§ Items from an interface collection
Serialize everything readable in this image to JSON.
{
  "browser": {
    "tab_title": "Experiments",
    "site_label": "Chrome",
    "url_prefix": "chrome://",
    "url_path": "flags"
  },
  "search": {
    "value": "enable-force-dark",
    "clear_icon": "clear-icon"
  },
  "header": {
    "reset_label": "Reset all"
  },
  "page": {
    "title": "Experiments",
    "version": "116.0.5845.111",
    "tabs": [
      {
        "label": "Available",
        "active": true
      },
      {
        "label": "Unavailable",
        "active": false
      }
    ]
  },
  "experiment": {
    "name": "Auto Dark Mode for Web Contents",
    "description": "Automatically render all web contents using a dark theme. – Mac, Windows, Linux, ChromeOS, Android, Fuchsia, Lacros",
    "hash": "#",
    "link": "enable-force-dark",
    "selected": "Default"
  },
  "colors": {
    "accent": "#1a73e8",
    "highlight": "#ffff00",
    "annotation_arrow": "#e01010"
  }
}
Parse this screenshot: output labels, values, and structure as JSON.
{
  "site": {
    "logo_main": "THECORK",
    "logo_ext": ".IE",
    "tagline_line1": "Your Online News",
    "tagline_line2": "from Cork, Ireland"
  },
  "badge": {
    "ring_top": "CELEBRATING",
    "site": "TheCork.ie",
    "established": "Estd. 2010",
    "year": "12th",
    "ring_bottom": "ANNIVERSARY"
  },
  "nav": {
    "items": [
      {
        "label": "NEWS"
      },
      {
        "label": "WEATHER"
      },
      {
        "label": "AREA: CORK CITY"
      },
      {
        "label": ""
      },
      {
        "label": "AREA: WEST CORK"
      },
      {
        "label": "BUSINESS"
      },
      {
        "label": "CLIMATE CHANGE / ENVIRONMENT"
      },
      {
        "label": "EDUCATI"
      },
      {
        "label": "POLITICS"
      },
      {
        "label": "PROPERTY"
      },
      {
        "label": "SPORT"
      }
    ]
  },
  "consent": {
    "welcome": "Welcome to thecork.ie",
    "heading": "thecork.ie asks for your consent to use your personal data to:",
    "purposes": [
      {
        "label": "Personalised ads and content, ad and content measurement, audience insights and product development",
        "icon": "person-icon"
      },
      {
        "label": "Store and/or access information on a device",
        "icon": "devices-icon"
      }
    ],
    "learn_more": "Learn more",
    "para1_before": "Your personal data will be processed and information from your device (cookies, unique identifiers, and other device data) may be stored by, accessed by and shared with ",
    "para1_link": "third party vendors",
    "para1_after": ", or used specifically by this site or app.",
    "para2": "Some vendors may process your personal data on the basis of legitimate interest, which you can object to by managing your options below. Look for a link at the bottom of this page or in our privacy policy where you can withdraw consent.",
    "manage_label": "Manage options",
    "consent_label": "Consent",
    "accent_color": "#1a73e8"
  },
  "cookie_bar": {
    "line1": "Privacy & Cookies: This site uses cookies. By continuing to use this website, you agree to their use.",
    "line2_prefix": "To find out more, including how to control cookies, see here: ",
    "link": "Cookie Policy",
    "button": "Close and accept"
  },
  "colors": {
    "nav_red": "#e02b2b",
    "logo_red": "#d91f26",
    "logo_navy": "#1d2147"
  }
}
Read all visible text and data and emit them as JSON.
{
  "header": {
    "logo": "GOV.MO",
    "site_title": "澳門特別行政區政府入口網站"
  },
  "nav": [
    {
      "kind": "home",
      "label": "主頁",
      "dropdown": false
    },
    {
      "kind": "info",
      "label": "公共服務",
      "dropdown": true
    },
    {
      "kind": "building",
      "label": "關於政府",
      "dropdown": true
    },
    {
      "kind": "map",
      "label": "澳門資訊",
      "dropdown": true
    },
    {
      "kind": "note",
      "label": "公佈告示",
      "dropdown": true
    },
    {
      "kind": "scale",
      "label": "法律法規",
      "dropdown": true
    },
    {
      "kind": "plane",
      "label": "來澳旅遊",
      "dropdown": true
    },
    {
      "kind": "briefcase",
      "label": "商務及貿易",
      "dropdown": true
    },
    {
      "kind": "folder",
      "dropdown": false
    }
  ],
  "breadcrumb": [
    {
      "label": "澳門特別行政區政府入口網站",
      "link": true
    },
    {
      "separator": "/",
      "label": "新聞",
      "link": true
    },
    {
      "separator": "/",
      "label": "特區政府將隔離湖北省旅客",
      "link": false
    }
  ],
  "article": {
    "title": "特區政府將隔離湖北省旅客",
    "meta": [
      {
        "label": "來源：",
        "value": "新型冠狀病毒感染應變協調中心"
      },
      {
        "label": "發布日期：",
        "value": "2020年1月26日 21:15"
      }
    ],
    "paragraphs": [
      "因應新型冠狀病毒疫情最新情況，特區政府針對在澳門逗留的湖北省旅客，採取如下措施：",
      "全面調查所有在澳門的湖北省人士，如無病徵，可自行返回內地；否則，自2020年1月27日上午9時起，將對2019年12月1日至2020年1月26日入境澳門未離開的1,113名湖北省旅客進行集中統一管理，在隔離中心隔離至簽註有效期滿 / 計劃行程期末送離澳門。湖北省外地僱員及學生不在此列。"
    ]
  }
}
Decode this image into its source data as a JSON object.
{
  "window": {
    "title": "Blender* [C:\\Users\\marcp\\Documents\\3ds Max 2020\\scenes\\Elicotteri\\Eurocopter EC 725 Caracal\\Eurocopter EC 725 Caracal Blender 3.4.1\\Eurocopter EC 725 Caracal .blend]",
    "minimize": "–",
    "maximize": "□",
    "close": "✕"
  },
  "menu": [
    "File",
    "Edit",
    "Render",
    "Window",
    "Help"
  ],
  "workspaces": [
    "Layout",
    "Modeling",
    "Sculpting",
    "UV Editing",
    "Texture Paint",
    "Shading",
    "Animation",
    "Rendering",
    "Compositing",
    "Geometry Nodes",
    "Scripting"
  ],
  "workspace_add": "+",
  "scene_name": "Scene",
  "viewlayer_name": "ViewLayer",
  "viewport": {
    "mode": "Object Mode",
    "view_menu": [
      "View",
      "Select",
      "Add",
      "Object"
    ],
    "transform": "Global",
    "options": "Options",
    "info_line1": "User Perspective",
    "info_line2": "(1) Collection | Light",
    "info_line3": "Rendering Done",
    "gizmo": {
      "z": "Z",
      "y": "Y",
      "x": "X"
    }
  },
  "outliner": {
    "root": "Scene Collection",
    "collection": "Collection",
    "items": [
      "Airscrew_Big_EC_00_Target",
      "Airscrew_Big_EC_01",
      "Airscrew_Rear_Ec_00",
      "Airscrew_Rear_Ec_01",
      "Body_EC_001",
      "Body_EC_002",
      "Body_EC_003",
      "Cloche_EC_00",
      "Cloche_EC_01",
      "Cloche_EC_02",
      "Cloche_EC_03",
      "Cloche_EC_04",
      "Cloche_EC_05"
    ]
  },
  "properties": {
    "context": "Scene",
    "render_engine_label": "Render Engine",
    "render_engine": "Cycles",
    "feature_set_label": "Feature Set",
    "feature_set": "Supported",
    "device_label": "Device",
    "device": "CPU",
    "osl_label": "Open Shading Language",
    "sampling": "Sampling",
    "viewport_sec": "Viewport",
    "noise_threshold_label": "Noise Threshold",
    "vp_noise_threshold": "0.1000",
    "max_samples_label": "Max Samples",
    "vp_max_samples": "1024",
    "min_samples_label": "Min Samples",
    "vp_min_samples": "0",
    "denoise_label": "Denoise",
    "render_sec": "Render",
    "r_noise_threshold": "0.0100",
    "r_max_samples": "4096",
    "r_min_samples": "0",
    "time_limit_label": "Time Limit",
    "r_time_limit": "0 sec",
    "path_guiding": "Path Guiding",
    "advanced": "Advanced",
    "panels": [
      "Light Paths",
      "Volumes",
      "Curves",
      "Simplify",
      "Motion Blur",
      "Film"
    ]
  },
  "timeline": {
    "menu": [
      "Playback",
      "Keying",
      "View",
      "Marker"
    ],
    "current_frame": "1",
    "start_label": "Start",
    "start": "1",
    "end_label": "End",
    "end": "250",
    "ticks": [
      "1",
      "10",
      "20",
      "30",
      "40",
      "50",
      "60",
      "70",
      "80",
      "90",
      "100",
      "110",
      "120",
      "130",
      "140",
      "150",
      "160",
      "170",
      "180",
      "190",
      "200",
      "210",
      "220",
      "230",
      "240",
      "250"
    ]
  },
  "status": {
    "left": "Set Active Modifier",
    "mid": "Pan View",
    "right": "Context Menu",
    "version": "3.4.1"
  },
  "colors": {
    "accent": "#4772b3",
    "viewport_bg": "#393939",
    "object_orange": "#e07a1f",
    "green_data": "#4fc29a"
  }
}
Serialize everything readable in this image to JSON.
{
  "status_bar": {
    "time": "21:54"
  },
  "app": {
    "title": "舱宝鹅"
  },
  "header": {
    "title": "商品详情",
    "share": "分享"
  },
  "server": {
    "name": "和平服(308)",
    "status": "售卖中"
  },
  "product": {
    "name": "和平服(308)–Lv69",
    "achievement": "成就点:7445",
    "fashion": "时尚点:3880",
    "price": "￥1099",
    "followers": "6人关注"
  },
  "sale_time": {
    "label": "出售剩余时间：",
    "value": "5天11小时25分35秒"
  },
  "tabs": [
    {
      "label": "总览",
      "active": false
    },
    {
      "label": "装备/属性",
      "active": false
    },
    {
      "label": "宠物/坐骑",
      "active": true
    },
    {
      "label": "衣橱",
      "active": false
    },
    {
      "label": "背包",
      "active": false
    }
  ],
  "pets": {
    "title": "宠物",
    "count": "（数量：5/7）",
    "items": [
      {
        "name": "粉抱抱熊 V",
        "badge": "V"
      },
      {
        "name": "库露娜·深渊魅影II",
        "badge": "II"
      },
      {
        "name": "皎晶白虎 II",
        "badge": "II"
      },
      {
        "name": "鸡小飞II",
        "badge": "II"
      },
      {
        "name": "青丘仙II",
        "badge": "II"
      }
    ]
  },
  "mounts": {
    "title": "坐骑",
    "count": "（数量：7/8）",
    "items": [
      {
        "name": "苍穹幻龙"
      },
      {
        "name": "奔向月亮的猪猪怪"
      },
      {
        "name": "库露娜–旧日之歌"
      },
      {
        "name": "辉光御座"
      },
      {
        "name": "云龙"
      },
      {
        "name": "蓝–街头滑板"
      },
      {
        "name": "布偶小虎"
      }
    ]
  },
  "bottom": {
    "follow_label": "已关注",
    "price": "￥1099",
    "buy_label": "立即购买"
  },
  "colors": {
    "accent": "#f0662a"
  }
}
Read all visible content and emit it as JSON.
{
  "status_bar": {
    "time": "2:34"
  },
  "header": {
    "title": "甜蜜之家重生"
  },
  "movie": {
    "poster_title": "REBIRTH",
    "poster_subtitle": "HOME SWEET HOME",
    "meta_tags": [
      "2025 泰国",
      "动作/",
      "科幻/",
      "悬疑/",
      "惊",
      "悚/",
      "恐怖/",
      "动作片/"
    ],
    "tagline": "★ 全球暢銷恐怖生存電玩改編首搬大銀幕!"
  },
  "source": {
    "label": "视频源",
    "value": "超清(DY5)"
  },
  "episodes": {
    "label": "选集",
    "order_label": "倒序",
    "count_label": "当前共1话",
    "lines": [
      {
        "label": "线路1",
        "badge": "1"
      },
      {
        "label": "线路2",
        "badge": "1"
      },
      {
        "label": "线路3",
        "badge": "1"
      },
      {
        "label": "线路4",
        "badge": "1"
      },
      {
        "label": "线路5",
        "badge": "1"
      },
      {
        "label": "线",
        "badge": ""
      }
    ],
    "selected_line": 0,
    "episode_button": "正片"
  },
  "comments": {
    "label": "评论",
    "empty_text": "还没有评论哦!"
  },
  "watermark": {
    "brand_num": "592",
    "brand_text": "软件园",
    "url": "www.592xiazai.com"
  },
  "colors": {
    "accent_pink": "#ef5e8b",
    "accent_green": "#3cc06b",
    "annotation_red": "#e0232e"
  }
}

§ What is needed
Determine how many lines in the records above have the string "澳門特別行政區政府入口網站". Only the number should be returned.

§ Exercise response
2